__Aim of the task__:
Could you tally the lines of the entries that carry the string "JSON"? Reply with the number and nothing more.

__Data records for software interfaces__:
________________________________________

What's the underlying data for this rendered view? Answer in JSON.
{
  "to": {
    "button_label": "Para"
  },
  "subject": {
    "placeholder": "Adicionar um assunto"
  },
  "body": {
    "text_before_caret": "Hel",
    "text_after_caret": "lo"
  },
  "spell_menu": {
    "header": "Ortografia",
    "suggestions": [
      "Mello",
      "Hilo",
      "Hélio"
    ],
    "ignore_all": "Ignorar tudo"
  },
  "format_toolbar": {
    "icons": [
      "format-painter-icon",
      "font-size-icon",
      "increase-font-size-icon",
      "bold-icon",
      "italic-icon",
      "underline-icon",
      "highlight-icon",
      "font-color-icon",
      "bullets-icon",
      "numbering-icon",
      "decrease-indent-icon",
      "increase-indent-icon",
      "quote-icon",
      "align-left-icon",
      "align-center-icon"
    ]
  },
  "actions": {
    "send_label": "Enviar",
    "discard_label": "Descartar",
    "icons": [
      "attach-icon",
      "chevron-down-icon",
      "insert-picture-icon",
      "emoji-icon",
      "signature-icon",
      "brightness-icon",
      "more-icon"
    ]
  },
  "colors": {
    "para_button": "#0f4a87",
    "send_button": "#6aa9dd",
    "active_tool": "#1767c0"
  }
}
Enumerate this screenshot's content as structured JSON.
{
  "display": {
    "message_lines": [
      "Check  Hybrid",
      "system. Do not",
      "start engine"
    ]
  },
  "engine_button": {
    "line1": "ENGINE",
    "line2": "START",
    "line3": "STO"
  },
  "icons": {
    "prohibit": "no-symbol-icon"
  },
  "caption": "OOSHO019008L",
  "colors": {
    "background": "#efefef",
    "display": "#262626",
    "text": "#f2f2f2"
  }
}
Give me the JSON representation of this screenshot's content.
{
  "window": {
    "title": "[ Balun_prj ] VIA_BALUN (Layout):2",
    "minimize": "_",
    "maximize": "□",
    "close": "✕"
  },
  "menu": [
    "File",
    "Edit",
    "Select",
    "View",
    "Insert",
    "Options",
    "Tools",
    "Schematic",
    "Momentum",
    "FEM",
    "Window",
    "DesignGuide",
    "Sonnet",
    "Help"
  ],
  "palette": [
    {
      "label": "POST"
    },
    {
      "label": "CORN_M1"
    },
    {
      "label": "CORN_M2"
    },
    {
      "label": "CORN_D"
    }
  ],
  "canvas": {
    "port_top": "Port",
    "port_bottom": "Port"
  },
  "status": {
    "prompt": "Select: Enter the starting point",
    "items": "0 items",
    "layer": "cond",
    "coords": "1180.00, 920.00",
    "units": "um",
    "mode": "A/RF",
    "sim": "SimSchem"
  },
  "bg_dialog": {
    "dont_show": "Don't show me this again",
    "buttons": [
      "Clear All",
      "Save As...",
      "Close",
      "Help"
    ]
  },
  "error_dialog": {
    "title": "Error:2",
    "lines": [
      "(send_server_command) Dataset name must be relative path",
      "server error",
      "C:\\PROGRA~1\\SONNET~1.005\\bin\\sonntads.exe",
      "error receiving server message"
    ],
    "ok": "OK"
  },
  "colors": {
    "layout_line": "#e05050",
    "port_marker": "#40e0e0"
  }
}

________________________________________

__Written reply__:
3